Sarris made it clear that Cyprus was not seeking a new loan from Moscow and had given up on the prospect of convincing the Russians to invest in the island’s banks. The possibility of Russia investing in Cyprus’s solidarity fund could not be discounted.
Russian Prime Minister Dmitry Medvedev reiterated his anger at the initial decision by Cyprus and the Eurozone to impose a tax on deposits at Cypriot banks where Russians – including what the EU suspects are those laundering money – hold about 30 percent of the 68 billion euros ($87 billion) in accounts. He added that Nicosia would face lawsuits from Russia if its depositors end up losing money as part of any solution.

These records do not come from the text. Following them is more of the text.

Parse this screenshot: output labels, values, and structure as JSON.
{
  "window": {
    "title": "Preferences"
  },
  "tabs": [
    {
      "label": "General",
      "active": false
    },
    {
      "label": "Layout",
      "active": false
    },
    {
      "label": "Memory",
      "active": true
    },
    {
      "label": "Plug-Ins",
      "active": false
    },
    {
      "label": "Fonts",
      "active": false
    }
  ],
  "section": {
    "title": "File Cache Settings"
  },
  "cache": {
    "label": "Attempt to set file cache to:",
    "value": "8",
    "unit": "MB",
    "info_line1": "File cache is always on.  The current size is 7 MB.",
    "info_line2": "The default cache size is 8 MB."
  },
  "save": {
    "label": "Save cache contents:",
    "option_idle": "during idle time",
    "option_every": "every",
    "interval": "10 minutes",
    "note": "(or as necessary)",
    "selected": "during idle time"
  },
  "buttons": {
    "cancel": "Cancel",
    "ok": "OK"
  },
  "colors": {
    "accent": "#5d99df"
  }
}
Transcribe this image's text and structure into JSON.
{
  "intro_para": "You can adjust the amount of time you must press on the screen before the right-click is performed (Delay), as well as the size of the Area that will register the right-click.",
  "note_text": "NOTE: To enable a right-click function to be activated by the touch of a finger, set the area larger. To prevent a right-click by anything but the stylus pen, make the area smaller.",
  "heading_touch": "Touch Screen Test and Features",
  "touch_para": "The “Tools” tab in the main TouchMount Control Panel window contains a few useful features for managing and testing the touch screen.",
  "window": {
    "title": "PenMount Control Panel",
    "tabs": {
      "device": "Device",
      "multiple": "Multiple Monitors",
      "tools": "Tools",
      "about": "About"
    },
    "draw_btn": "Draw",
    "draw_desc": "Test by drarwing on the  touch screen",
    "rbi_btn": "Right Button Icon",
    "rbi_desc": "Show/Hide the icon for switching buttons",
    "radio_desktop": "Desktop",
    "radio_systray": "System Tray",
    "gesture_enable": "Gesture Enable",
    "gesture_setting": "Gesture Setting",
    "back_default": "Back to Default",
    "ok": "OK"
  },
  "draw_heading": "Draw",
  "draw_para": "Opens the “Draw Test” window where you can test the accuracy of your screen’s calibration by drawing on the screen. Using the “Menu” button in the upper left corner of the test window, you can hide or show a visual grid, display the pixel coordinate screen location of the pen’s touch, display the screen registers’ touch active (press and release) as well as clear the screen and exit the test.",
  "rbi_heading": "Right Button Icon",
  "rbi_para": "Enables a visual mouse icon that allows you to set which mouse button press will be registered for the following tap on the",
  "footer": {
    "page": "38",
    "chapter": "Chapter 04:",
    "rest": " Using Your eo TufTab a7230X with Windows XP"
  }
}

Underscoring the severity of the crisis, the Eurozone released a statement that said:
The Eurogroup held a teleconference to take stock of the developments in Cyprus.
The Eurogroup stands ready to discuss with the Cypriot authorities a draft new proposal, which it expects the Cyprus authorities to present as rapidly as possible.
The Eurogroup would subsequently, on the basis of a Troika analysis that needs to be undertaken, be prepared to continue negotiations on an adjustment programme, while respecting the parameters defined earlier by the Eurogroup. After the conclusion of such negotiations the Cyprus authorities should begin legislating the elements of such an agreement.
The Eurogroup reaffirms the importance of fully guaranteeing deposits below EUR 100.000 in the EU.
The Euro area Member States continue to stand ready to assist the Cypriot people in their reform efforts and stand ready to ensure the stability of the euro area as a whole.